  10. Rahul: thanks. In light of what you say, I see a definite similarity between the two men in Kashyap's film and Purandar and his spectral guru in Banerjee's film. It makes for an intriguing design, including the visual similarity of the two older men hunched up while giving gyaan to their wards (though of course I know that Kashyap and Banerjee didn't plan it that way).

  11. Not sure about the Slumdog Millionaire comparison - the real Bachchan didn't participate in that scene, which automatically means the effect was very different.

    Now that's one film that I absolutely hated! One of those rare movies where one viscerally despises each and every scene (nay cut). In my book one of the worst movies ever made.

    Talking of the depiction of celebrity culture and grovelling fans in these Hindi films, I find it very odd and condescending. Because this whole hero-worship culture just doesn't exist in North or West India to the same extent that it does in the South or even the East. Okay, granted that AB is a big star. But he isn't worshipped the way a Rajni or a Kamal is worshipped. North ain't as bad as the South in this respect!

    Which is why I find these depictions of "grovelling" out of place and a bit of a make-believe.

  12. Radhika Oltikar8:29 PM, May 11, 2013

    Interesting take, Jai. One small point: did Purandar really put on a "silent performance" for his daughter? I got the impression that he was recounting the incident in a manner that vastly exaggerated his own role in it, essentially making himself out to be the hero that the cast and crew of the film pandered to. The performance was only "silent" for us, the audience, and we were left to interpret the narrative on the basis of Purandar's telling flourishes. Just my impression, of course.

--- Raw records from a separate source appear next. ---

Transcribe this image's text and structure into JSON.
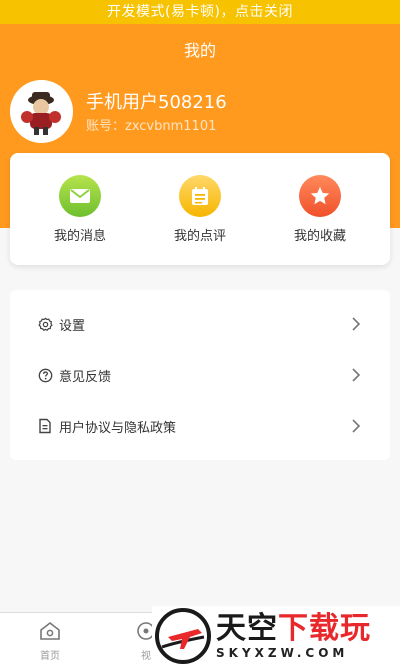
{
  "dev_banner": "开发模式(易卡顿)，点击关闭",
  "header": {
    "title": "我的"
  },
  "user": {
    "name": "手机用户508216",
    "account": "账号：zxcvbnm1101"
  },
  "quick_actions": [
    {
      "label": "我的消息",
      "icon": "message-icon",
      "color": "#8ccf3a"
    },
    {
      "label": "我的点评",
      "icon": "review-icon",
      "color": "#f7c02a"
    },
    {
      "label": "我的收藏",
      "icon": "star-icon",
      "color": "#f5653a"
    }
  ],
  "settings": [
    {
      "label": "设置",
      "icon": "gear-icon"
    },
    {
      "label": "意见反馈",
      "icon": "help-icon"
    },
    {
      "label": "用户协议与隐私政策",
      "icon": "document-icon"
    }
  ],
  "tabbar": {
    "home": {
      "label": "首页",
      "icon": "home-icon"
    },
    "video": {
      "label": "视",
      "icon": "video-icon"
    }
  },
  "watermark": {
    "brand_main": "天空",
    "brand_accent": "下载玩",
    "domain": "SKYXZW.COM"
  },
  "colors": {
    "accent": "#ff9a1f",
    "banner": "#f7c200",
    "background": "#f7f7f7"
  }
}
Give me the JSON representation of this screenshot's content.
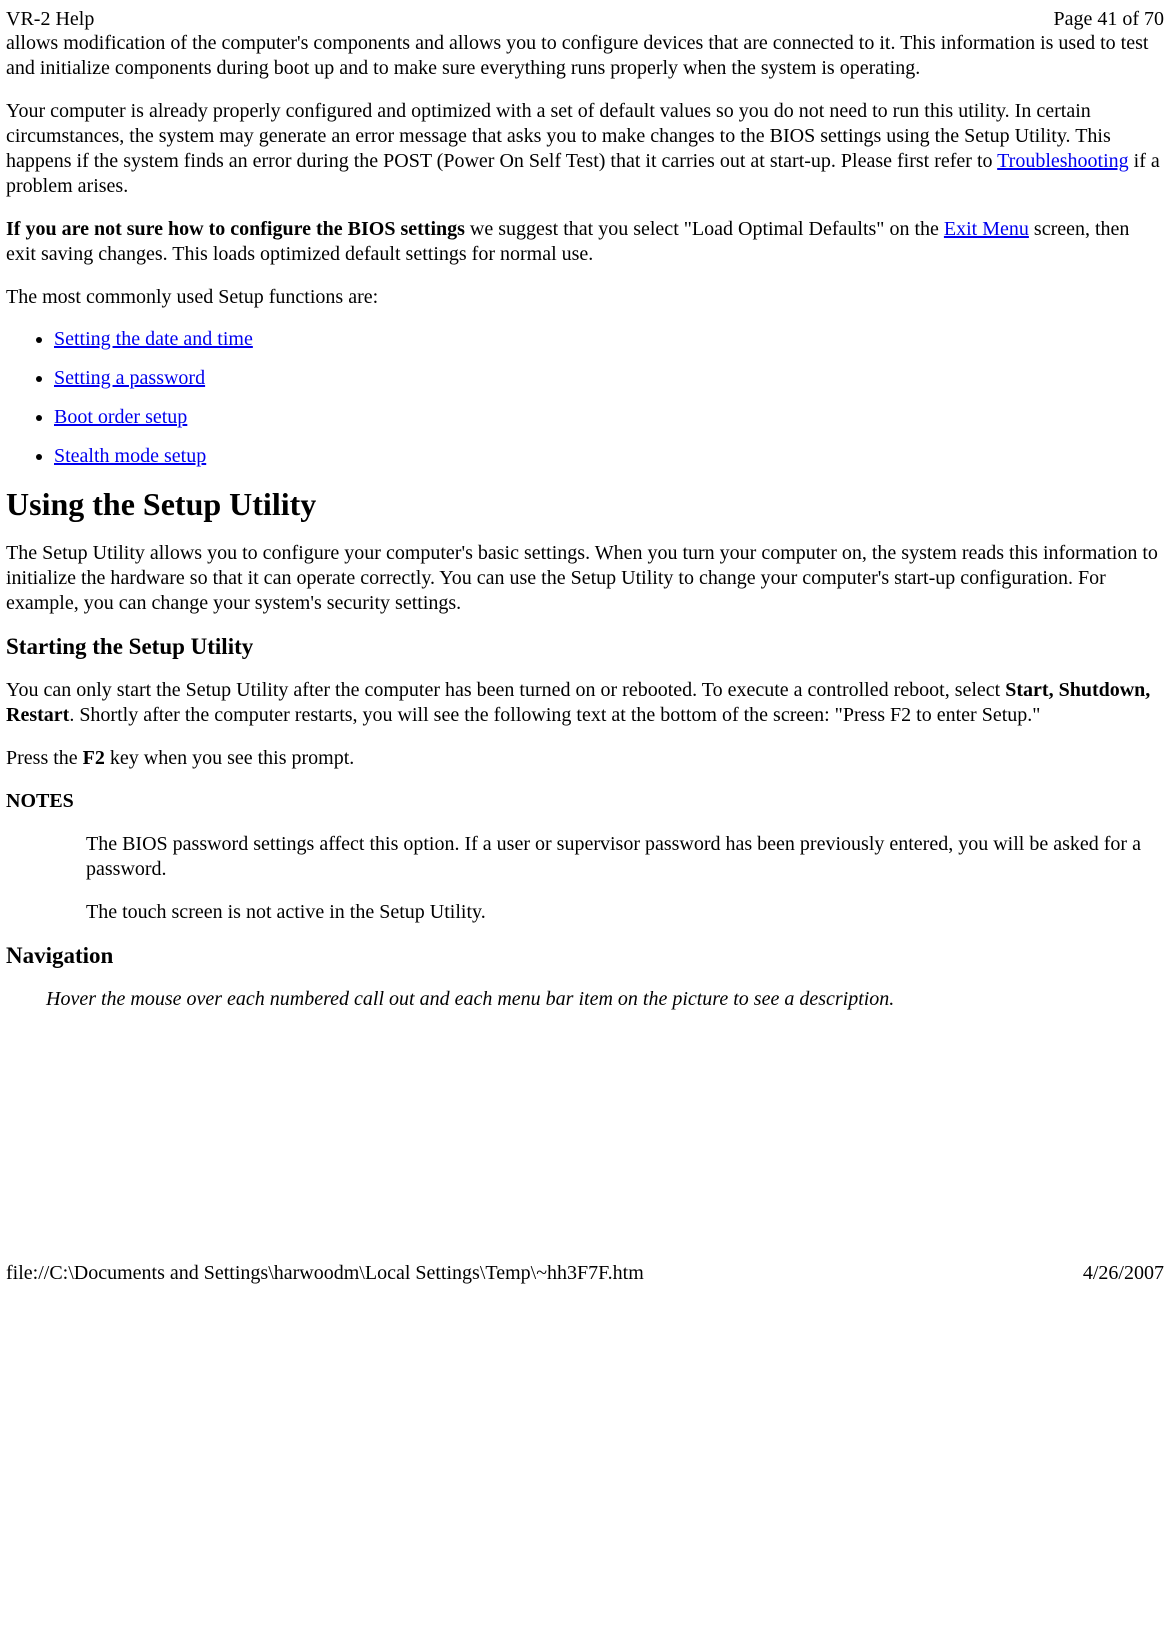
{
  "header": {
    "left": "VR-2 Help",
    "right": "Page 41 of 70"
  },
  "para1_a": "allows modification of the computer's components and allows you to configure devices that are connected to it. This information is used to test and initialize components during boot up and to make sure everything runs properly when the system is operating.",
  "para2_a": "Your computer is already properly configured and optimized with a set of default values so you do not need to run this utility. In certain circumstances, the system may generate an error message that asks you to make changes to the BIOS settings using the Setup Utility. This happens if the system finds an error during the POST (Power On Self Test) that it carries out at start-up. Please first refer to ",
  "para2_link": "Troubleshooting",
  "para2_b": " if a problem arises.",
  "para3_bold": "If you are not sure how to configure the BIOS settings",
  "para3_a": " we suggest that you select \"Load Optimal Defaults\" on the ",
  "para3_link": "Exit Menu",
  "para3_b": " screen, then exit saving changes.  This loads optimized default settings for normal use.",
  "para4": "The most commonly used Setup functions are:",
  "list": {
    "0": "Setting the date and time",
    "1": "Setting a password",
    "2": "Boot order setup",
    "3": "Stealth mode setup"
  },
  "h2_using": "Using the Setup Utility",
  "para5": "The Setup Utility allows you to configure your computer's basic settings. When you turn your computer on, the system reads this information to initialize the hardware so that it can operate correctly. You can use the Setup Utility to change your computer's start-up configuration. For example, you can change your system's security settings.",
  "h3_starting": "Starting the Setup Utility",
  "para6_a": "You can only start the Setup Utility after the computer has been turned on or rebooted. To execute a controlled reboot, select ",
  "para6_bold": "Start, Shutdown, Restart",
  "para6_b": ". Shortly after the computer restarts, you will see the following text at the bottom of the screen: \"Press F2 to enter Setup.\"",
  "para7_a": "Press the ",
  "para7_bold": "F2",
  "para7_b": " key when you see this prompt.",
  "notes_label": "NOTES",
  "note1": "The BIOS password settings affect this option. If a user or supervisor password has been previously entered, you will be asked for a password.",
  "note2": "The touch screen is not active in the Setup Utility.",
  "h3_nav": "Navigation",
  "nav_hint": "Hover the mouse over each numbered call out and each menu bar item on the picture to see a description.",
  "footer": {
    "left": "file://C:\\Documents and Settings\\harwoodm\\Local Settings\\Temp\\~hh3F7F.htm",
    "right": "4/26/2007"
  }
}
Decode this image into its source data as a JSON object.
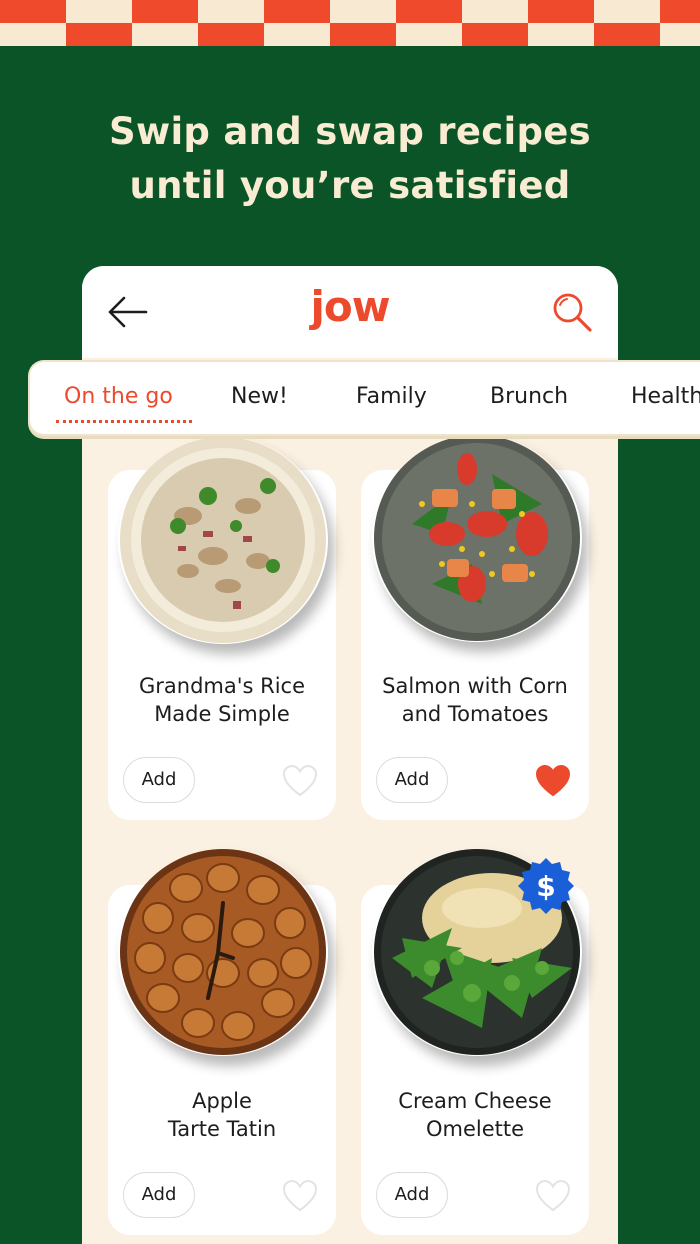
{
  "headline": {
    "line1": "Swip and swap recipes",
    "line2": "until you’re satisfied"
  },
  "header": {
    "logo": "jow",
    "back_icon": "arrow-left-icon",
    "search_icon": "search-icon"
  },
  "tabs": [
    {
      "label": "On the go",
      "active": true
    },
    {
      "label": "New!",
      "active": false
    },
    {
      "label": "Family",
      "active": false
    },
    {
      "label": "Brunch",
      "active": false
    },
    {
      "label": "Health",
      "active": false
    }
  ],
  "recipes": [
    {
      "title_line1": "Grandma's Rice",
      "title_line2": "Made Simple",
      "add_label": "Add",
      "favorited": false
    },
    {
      "title_line1": "Salmon with Corn",
      "title_line2": "and Tomatoes",
      "add_label": "Add",
      "favorited": true
    },
    {
      "title_line1": "Apple",
      "title_line2": "Tarte Tatin",
      "add_label": "Add",
      "favorited": false
    },
    {
      "title_line1": "Cream Cheese",
      "title_line2": "Omelette",
      "add_label": "Add",
      "favorited": false,
      "badge": "$"
    }
  ],
  "colors": {
    "background_green": "#0b5427",
    "accent_red": "#ec4a2c",
    "cream": "#fbf1e3",
    "badge_blue": "#1a5fd8"
  }
}
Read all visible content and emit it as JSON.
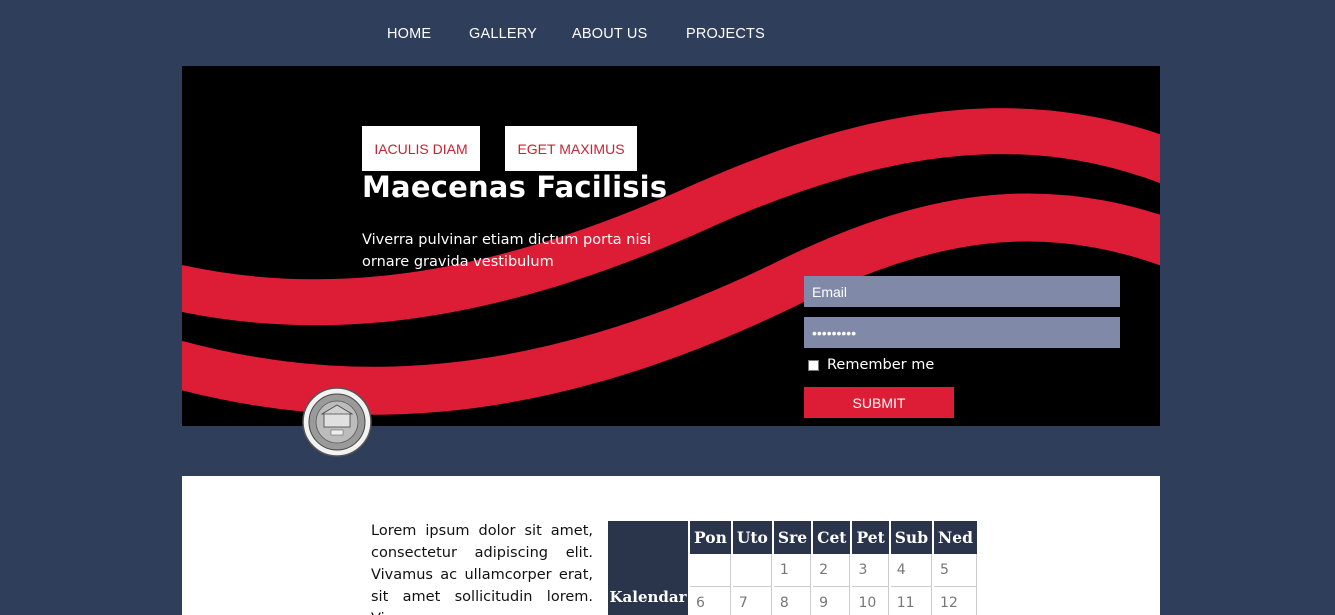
{
  "nav": {
    "items": [
      "HOME",
      "GALLERY",
      "ABOUT US",
      "PROJECTS"
    ]
  },
  "hero": {
    "buttons": [
      "IACULIS DIAM",
      "EGET MAXIMUS"
    ],
    "title": "Maecenas Facilisis",
    "subtitle": "Viverra pulvinar etiam dictum porta nisi ornare gravida vestibulum",
    "accent_color": "#dd1c35"
  },
  "login": {
    "email_placeholder": "Email",
    "password_value": "•••••••••",
    "remember_label": "Remember me",
    "remember_checked": false,
    "submit_label": "SUBMIT"
  },
  "content": {
    "text": "Lorem ipsum dolor sit amet, consectetur adipiscing elit. Vivamus ac ullamcorper erat, sit amet sollicitudin lorem. Vivamus"
  },
  "calendar": {
    "label": "Kalendar",
    "days": [
      "Pon",
      "Uto",
      "Sre",
      "Cet",
      "Pet",
      "Sub",
      "Ned"
    ],
    "weeks": [
      [
        "",
        "",
        "1",
        "2",
        "3",
        "4",
        "5"
      ],
      [
        "6",
        "7",
        "8",
        "9",
        "10",
        "11",
        "12"
      ]
    ]
  },
  "seal": {
    "icon": "university-seal-icon"
  }
}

  13. Radhika: yes, that was hurriedly written - I meant "silent performance" as a description of the scene as it played out, not to indicate that Purandar wasn't actually speaking.

  14. Saw the movie yesterday, and read the review afterwards. My view is that instead of FATHER'S IMAGE, the common theme running in these four works was: Bollywood breathing in your veins, influencing & reflecting our daily lives. From melodious Madan Mohan to tap-toeing Sheela OR from Randhir Kapoor to Amitabh Bachchan, an average Indian life throbs with Bollywood.
    Didnt quite like KJ's episode. He mish-mashed a bit. Gender identity, with subtle hints of S&M (through Shades of Grey to 'maaro mujhe, mujhe achcha lagta hai') and later a workable relationship felled by a friend, who had actually started the seduction -- nothing convinced conclusively. Probably, a reflection of KJ's own personal contradictions and a life of lies plus fantassyworld.
    Loved Nawazuddin and Sadashiv Amrapurkar. And quite enjoyed Anurag Kashyap; it reminded me of the collective mourning when Big B was done in by a punch from Puneet Issar. Instead of learning, like a Guddi, that heroes are fallible in real life, the nation enjoyed his recovery with truckloads of ghee laddoos, lighting of lakhs of hand made diyas and more such idiosyncracies! The English-speaking hobo and handful of Vijays cleverly mixed comedy with tragedy... it is a reminder of our idol worshipping existence. And later when Vijay is recounting his meeting with Big B to a rapt audience (it also unconvincingly riles another sleepy one to such extent that he drops the jar) says what you beautifully described 'amateur performers'. All good cine viewers are amateur or closet performers.